Activity.
Write out the whole listing exactly; no images belong in it.

(Information provided Opens)

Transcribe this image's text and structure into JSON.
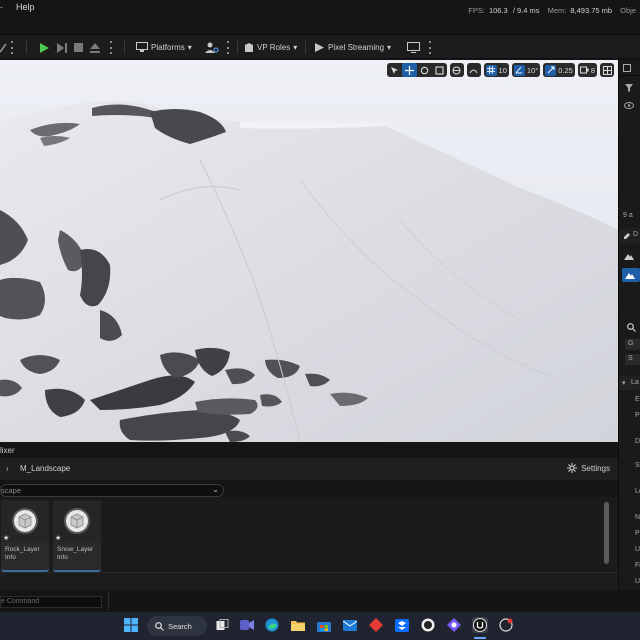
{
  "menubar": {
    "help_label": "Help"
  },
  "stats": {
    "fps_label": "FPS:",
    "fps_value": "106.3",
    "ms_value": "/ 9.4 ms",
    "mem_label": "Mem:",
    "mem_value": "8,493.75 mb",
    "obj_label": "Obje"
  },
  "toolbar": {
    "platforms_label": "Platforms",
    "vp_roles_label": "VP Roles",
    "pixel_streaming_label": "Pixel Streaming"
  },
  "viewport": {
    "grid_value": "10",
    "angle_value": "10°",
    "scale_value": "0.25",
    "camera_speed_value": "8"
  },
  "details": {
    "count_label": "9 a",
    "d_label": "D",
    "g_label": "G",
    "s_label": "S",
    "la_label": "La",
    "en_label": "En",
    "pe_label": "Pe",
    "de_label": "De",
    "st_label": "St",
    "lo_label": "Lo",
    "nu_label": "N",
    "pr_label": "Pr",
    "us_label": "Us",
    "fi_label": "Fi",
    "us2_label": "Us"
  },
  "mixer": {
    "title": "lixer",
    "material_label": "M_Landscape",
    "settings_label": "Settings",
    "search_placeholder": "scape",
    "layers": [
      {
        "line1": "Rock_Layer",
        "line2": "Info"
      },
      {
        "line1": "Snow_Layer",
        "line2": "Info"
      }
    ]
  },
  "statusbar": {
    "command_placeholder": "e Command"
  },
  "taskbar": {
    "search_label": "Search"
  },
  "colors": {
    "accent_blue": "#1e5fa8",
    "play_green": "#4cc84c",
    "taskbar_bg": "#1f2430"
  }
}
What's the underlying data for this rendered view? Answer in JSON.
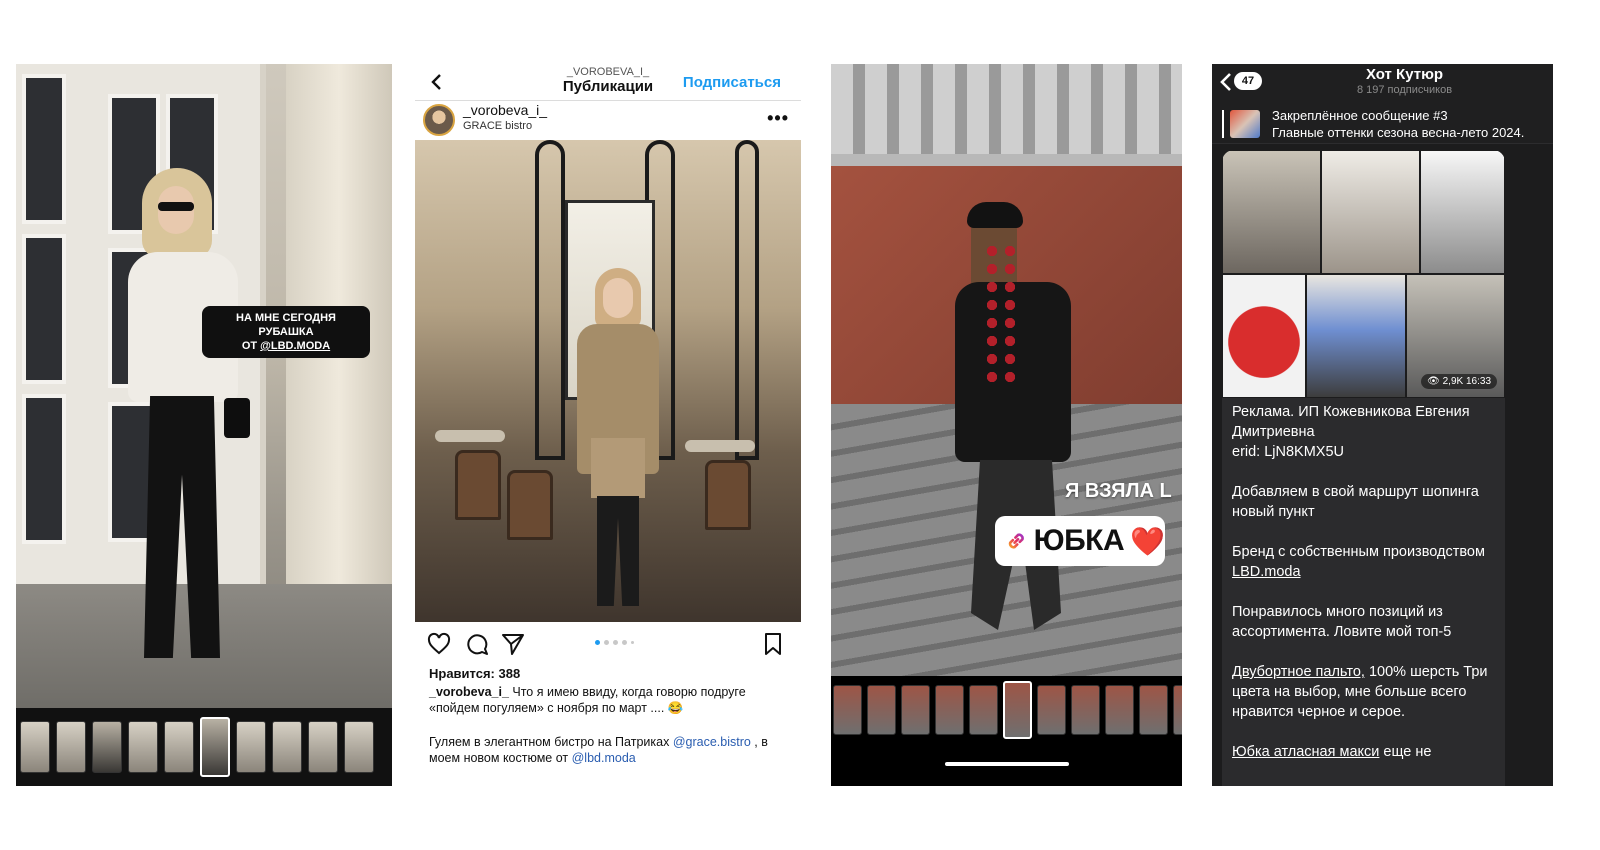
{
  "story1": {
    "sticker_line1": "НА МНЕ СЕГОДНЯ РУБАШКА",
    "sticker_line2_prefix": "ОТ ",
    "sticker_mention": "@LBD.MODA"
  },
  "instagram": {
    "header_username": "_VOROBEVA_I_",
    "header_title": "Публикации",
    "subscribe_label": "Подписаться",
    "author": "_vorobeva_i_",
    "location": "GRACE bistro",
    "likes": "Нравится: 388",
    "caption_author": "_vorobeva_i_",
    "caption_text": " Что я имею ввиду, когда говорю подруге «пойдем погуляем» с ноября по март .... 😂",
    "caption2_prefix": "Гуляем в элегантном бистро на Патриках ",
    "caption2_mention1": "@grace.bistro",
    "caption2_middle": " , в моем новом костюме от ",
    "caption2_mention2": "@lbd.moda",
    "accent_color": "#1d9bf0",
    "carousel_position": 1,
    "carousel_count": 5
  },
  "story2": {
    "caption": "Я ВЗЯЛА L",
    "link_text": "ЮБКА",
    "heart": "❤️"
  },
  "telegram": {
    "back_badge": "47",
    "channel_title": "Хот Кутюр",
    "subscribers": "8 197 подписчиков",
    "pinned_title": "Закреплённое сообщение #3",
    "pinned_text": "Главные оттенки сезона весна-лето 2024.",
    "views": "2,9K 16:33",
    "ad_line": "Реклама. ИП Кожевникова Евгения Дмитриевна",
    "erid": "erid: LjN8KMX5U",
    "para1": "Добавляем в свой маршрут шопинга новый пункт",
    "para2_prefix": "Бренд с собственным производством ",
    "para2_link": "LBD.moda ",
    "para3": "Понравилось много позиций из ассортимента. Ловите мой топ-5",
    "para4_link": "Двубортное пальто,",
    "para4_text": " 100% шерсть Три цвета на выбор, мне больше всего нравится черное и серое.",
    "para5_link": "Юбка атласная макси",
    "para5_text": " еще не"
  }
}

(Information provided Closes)

Exercise output.
Transcribe this image's text and structure into JSON.
{
  "menubar": {
    "help_label": "Help"
  },
  "stats": {
    "fps_label": "FPS:",
    "fps_value": "106.3",
    "ms_value": "/ 9.4 ms",
    "mem_label": "Mem:",
    "mem_value": "8,493.75 mb",
    "obj_label": "Obje"
  },
  "toolbar": {
    "platforms_label": "Platforms",
    "vp_roles_label": "VP Roles",
    "pixel_streaming_label": "Pixel Streaming"
  },
  "viewport": {
    "grid_value": "10",
    "angle_value": "10°",
    "scale_value": "0.25",
    "camera_speed_value": "8"
  },
  "details": {
    "count_label": "9 a",
    "d_label": "D",
    "g_label": "G",
    "s_label": "S",
    "la_label": "La",
    "en_label": "En",
    "pe_label": "Pe",
    "de_label": "De",
    "st_label": "St",
    "lo_label": "Lo",
    "nu_label": "N",
    "pr_label": "Pr",
    "us_label": "Us",
    "fi_label": "Fi",
    "us2_label": "Us"
  },
  "mixer": {
    "title": "lixer",
    "material_label": "M_Landscape",
    "settings_label": "Settings",
    "search_placeholder": "scape",
    "layers": [
      {
        "line1": "Rock_Layer",
        "line2": "Info"
      },
      {
        "line1": "Snow_Layer",
        "line2": "Info"
      }
    ]
  },
  "statusbar": {
    "command_placeholder": "e Command"
  },
  "taskbar": {
    "search_label": "Search"
  },
  "colors": {
    "accent_blue": "#1e5fa8",
    "play_green": "#4cc84c",
    "taskbar_bg": "#1f2430"
  }
}
What's the underlying data for this rendered view? Answer in JSON.
{
  "story1": {
    "sticker_line1": "НА МНЕ СЕГОДНЯ РУБАШКА",
    "sticker_line2_prefix": "ОТ ",
    "sticker_mention": "@LBD.MODA"
  },
  "instagram": {
    "header_username": "_VOROBEVA_I_",
    "header_title": "Публикации",
    "subscribe_label": "Подписаться",
    "author": "_vorobeva_i_",
    "location": "GRACE bistro",
    "likes": "Нравится: 388",
    "caption_author": "_vorobeva_i_",
    "caption_text": " Что я имею ввиду, когда говорю подруге «пойдем погуляем» с ноября по март .... 😂",
    "caption2_prefix": "Гуляем в элегантном бистро на Патриках ",
    "caption2_mention1": "@grace.bistro",
    "caption2_middle": " , в моем новом костюме от ",
    "caption2_mention2": "@lbd.moda",
    "accent_color": "#1d9bf0",
    "carousel_position": 1,
    "carousel_count": 5
  },
  "story2": {
    "caption": "Я ВЗЯЛА L",
    "link_text": "ЮБКА",
    "heart": "❤️"
  },
  "telegram": {
    "back_badge": "47",
    "channel_title": "Хот Кутюр",
    "subscribers": "8 197 подписчиков",
    "pinned_title": "Закреплённое сообщение #3",
    "pinned_text": "Главные оттенки сезона весна-лето 2024.",
    "views": "2,9K 16:33",
    "ad_line": "Реклама. ИП Кожевникова Евгения Дмитриевна",
    "erid": "erid: LjN8KMX5U",
    "para1": "Добавляем в свой маршрут шопинга новый пункт",
    "para2_prefix": "Бренд с собственным производством ",
    "para2_link": "LBD.moda ",
    "para3": "Понравилось много позиций из ассортимента. Ловите мой топ-5",
    "para4_link": "Двубортное пальто,",
    "para4_text": " 100% шерсть Три цвета на выбор, мне больше всего нравится черное и серое.",
    "para5_link": "Юбка атласная макси",
    "para5_text": " еще не"
  }
}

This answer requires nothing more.